(Excerpts from an interface dataset)
=== Section Start ===

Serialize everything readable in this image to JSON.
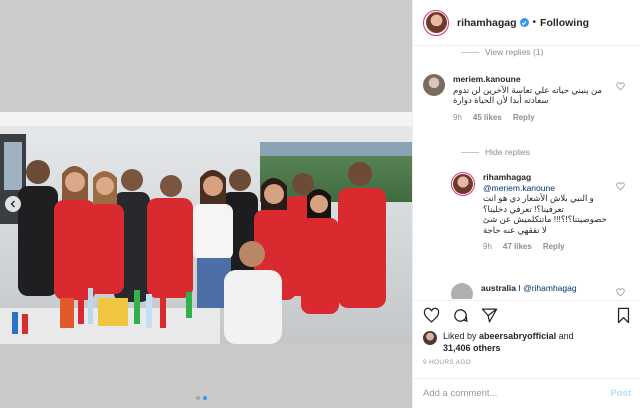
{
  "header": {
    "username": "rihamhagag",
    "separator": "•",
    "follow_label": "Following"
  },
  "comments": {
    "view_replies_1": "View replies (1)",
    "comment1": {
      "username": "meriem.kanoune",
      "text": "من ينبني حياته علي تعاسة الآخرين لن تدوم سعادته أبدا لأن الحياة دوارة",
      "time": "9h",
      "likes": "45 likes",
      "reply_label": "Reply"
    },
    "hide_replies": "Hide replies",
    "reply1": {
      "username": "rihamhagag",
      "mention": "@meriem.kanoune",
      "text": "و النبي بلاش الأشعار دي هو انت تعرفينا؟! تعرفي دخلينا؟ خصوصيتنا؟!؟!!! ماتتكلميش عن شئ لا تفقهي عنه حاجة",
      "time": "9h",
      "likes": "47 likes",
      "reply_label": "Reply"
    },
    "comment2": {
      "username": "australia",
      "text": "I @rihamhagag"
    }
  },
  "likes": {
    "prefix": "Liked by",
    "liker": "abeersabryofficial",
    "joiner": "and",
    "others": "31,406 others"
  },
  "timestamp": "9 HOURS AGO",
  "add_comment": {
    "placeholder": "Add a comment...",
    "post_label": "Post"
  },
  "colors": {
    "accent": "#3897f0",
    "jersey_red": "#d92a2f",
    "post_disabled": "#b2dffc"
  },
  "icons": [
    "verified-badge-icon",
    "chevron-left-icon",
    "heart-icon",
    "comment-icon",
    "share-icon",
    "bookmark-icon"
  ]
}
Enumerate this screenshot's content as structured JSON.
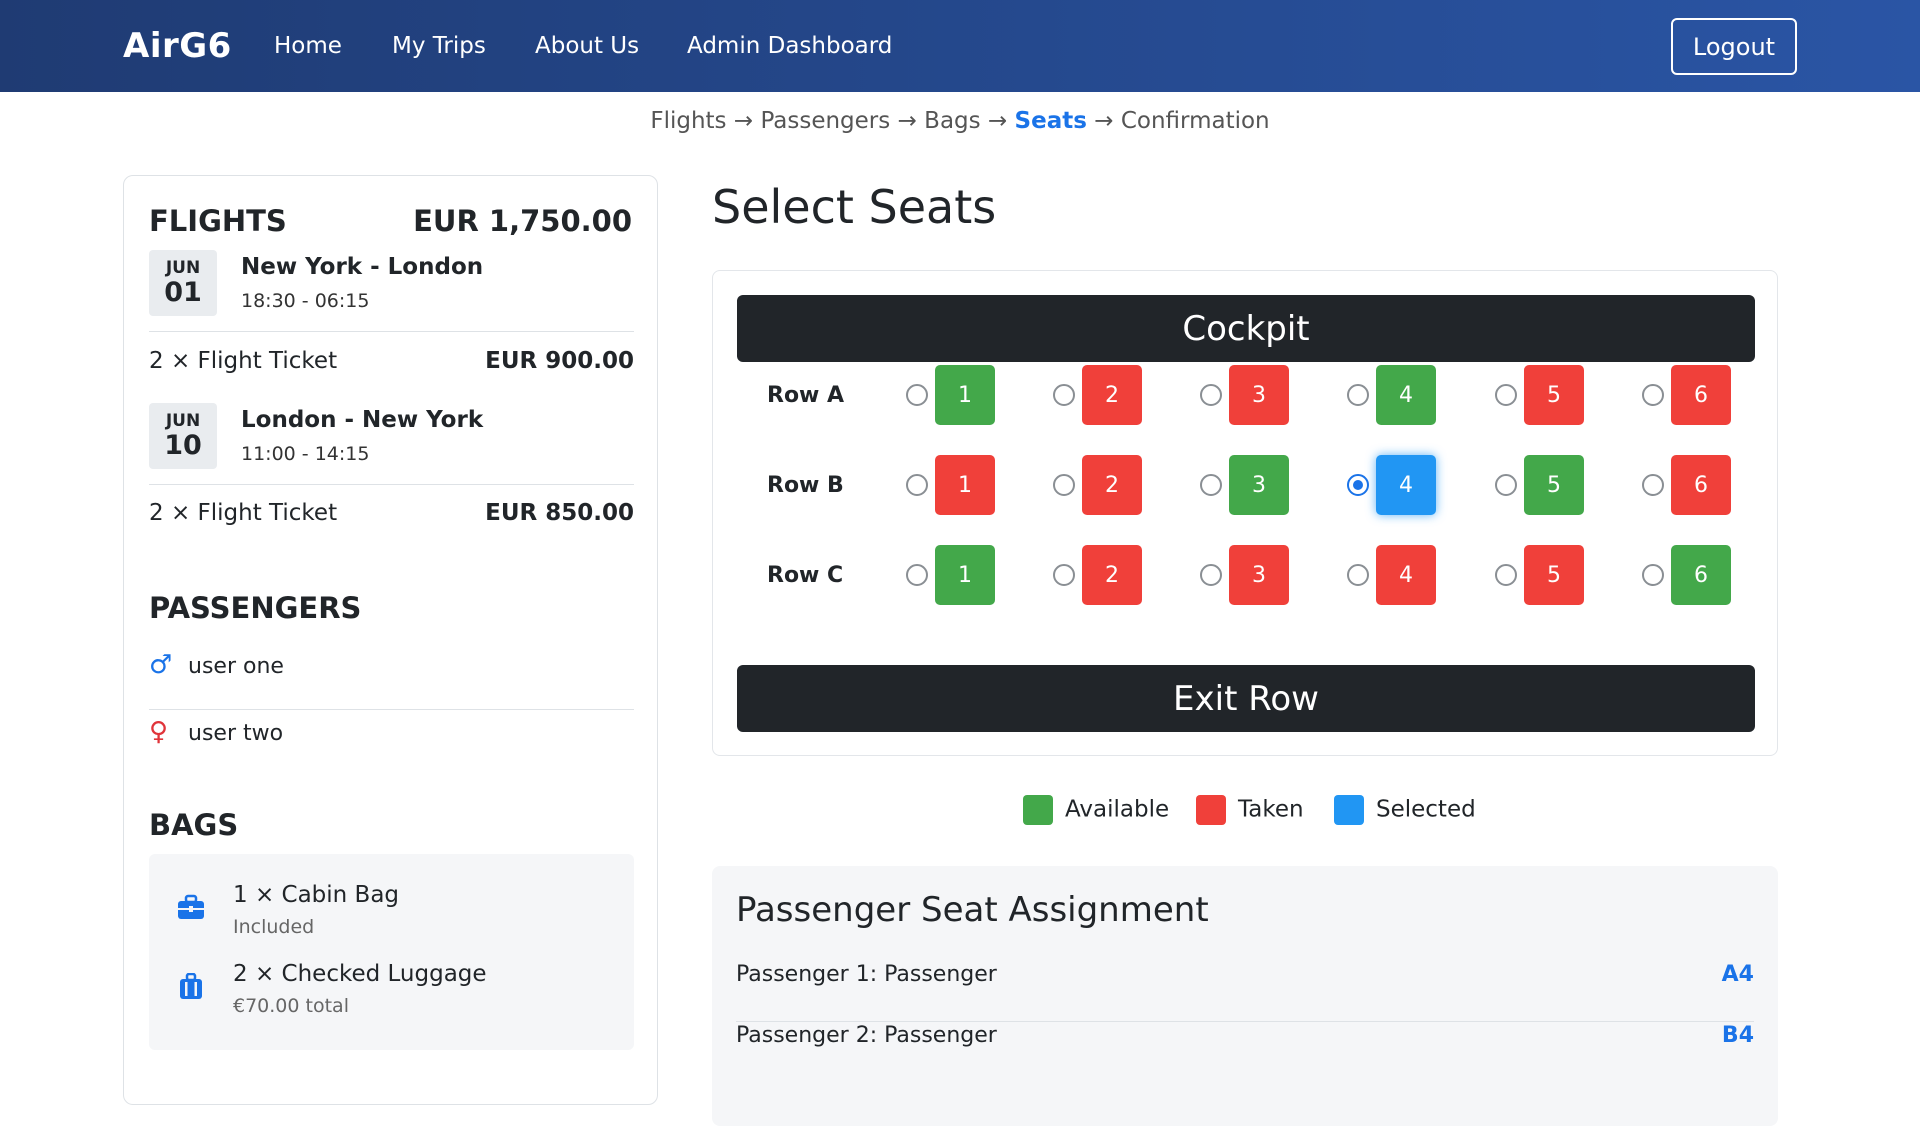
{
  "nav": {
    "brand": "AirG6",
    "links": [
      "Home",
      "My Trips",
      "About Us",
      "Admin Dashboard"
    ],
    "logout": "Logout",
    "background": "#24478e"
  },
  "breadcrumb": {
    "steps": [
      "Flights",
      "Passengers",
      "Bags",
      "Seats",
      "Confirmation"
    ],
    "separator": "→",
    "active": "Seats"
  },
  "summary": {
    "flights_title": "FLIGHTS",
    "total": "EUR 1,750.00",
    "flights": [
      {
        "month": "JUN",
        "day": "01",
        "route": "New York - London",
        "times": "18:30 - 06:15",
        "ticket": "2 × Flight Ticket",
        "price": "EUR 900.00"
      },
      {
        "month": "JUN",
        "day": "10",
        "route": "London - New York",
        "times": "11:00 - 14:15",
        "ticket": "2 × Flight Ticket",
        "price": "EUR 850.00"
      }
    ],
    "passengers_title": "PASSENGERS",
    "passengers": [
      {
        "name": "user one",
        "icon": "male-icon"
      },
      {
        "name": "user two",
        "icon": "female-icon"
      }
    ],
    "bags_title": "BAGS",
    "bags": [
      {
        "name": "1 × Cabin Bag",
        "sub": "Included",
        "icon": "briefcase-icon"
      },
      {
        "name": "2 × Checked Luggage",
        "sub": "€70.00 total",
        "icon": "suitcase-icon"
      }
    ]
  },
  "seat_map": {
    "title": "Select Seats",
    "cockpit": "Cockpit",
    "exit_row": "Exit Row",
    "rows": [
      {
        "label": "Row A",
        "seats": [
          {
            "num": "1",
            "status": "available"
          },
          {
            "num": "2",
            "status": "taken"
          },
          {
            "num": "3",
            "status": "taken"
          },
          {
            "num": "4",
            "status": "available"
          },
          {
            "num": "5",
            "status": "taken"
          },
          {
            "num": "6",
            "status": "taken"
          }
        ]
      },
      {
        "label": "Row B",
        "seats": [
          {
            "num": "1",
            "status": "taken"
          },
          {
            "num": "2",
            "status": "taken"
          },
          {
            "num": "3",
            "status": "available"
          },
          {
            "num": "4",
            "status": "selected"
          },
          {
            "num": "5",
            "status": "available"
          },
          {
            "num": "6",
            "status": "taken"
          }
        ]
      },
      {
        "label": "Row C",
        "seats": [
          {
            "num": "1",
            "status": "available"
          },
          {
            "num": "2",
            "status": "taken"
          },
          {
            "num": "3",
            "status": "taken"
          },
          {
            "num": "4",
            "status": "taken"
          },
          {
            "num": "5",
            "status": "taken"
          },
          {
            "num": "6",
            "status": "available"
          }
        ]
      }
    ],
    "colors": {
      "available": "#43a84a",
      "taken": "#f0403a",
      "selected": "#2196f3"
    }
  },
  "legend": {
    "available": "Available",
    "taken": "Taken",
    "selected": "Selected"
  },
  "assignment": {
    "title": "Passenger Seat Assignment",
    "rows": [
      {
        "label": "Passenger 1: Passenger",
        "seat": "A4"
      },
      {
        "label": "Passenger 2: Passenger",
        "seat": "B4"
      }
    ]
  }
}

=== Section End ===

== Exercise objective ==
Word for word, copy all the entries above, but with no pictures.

== Answer ==
Serialize everything readable in this image to JSON.
{
  "header": {
    "username": "rihamhagag",
    "separator": "•",
    "follow_label": "Following"
  },
  "comments": {
    "view_replies_1": "View replies (1)",
    "comment1": {
      "username": "meriem.kanoune",
      "text": "من ينبني حياته علي تعاسة الآخرين لن تدوم سعادته أبدا لأن الحياة دوارة",
      "time": "9h",
      "likes": "45 likes",
      "reply_label": "Reply"
    },
    "hide_replies": "Hide replies",
    "reply1": {
      "username": "rihamhagag",
      "mention": "@meriem.kanoune",
      "text": "و النبي بلاش الأشعار دي هو انت تعرفينا؟! تعرفي دخلينا؟ خصوصيتنا؟!؟!!! ماتتكلميش عن شئ لا تفقهي عنه حاجة",
      "time": "9h",
      "likes": "47 likes",
      "reply_label": "Reply"
    },
    "comment2": {
      "username": "australia",
      "text": "I @rihamhagag"
    }
  },
  "likes": {
    "prefix": "Liked by",
    "liker": "abeersabryofficial",
    "joiner": "and",
    "others": "31,406 others"
  },
  "timestamp": "9 HOURS AGO",
  "add_comment": {
    "placeholder": "Add a comment...",
    "post_label": "Post"
  },
  "colors": {
    "accent": "#3897f0",
    "jersey_red": "#d92a2f",
    "post_disabled": "#b2dffc"
  },
  "icons": [
    "verified-badge-icon",
    "chevron-left-icon",
    "heart-icon",
    "comment-icon",
    "share-icon",
    "bookmark-icon"
  ]
}
Enumerate this screenshot's content as structured JSON.
{
  "nav": {
    "brand": "AirG6",
    "links": [
      "Home",
      "My Trips",
      "About Us",
      "Admin Dashboard"
    ],
    "logout": "Logout",
    "background": "#24478e"
  },
  "breadcrumb": {
    "steps": [
      "Flights",
      "Passengers",
      "Bags",
      "Seats",
      "Confirmation"
    ],
    "separator": "→",
    "active": "Seats"
  },
  "summary": {
    "flights_title": "FLIGHTS",
    "total": "EUR 1,750.00",
    "flights": [
      {
        "month": "JUN",
        "day": "01",
        "route": "New York - London",
        "times": "18:30 - 06:15",
        "ticket": "2 × Flight Ticket",
        "price": "EUR 900.00"
      },
      {
        "month": "JUN",
        "day": "10",
        "route": "London - New York",
        "times": "11:00 - 14:15",
        "ticket": "2 × Flight Ticket",
        "price": "EUR 850.00"
      }
    ],
    "passengers_title": "PASSENGERS",
    "passengers": [
      {
        "name": "user one",
        "icon": "male-icon"
      },
      {
        "name": "user two",
        "icon": "female-icon"
      }
    ],
    "bags_title": "BAGS",
    "bags": [
      {
        "name": "1 × Cabin Bag",
        "sub": "Included",
        "icon": "briefcase-icon"
      },
      {
        "name": "2 × Checked Luggage",
        "sub": "€70.00 total",
        "icon": "suitcase-icon"
      }
    ]
  },
  "seat_map": {
    "title": "Select Seats",
    "cockpit": "Cockpit",
    "exit_row": "Exit Row",
    "rows": [
      {
        "label": "Row A",
        "seats": [
          {
            "num": "1",
            "status": "available"
          },
          {
            "num": "2",
            "status": "taken"
          },
          {
            "num": "3",
            "status": "taken"
          },
          {
            "num": "4",
            "status": "available"
          },
          {
            "num": "5",
            "status": "taken"
          },
          {
            "num": "6",
            "status": "taken"
          }
        ]
      },
      {
        "label": "Row B",
        "seats": [
          {
            "num": "1",
            "status": "taken"
          },
          {
            "num": "2",
            "status": "taken"
          },
          {
            "num": "3",
            "status": "available"
          },
          {
            "num": "4",
            "status": "selected"
          },
          {
            "num": "5",
            "status": "available"
          },
          {
            "num": "6",
            "status": "taken"
          }
        ]
      },
      {
        "label": "Row C",
        "seats": [
          {
            "num": "1",
            "status": "available"
          },
          {
            "num": "2",
            "status": "taken"
          },
          {
            "num": "3",
            "status": "taken"
          },
          {
            "num": "4",
            "status": "taken"
          },
          {
            "num": "5",
            "status": "taken"
          },
          {
            "num": "6",
            "status": "available"
          }
        ]
      }
    ],
    "colors": {
      "available": "#43a84a",
      "taken": "#f0403a",
      "selected": "#2196f3"
    }
  },
  "legend": {
    "available": "Available",
    "taken": "Taken",
    "selected": "Selected"
  },
  "assignment": {
    "title": "Passenger Seat Assignment",
    "rows": [
      {
        "label": "Passenger 1: Passenger",
        "seat": "A4"
      },
      {
        "label": "Passenger 2: Passenger",
        "seat": "B4"
      }
    ]
  }
}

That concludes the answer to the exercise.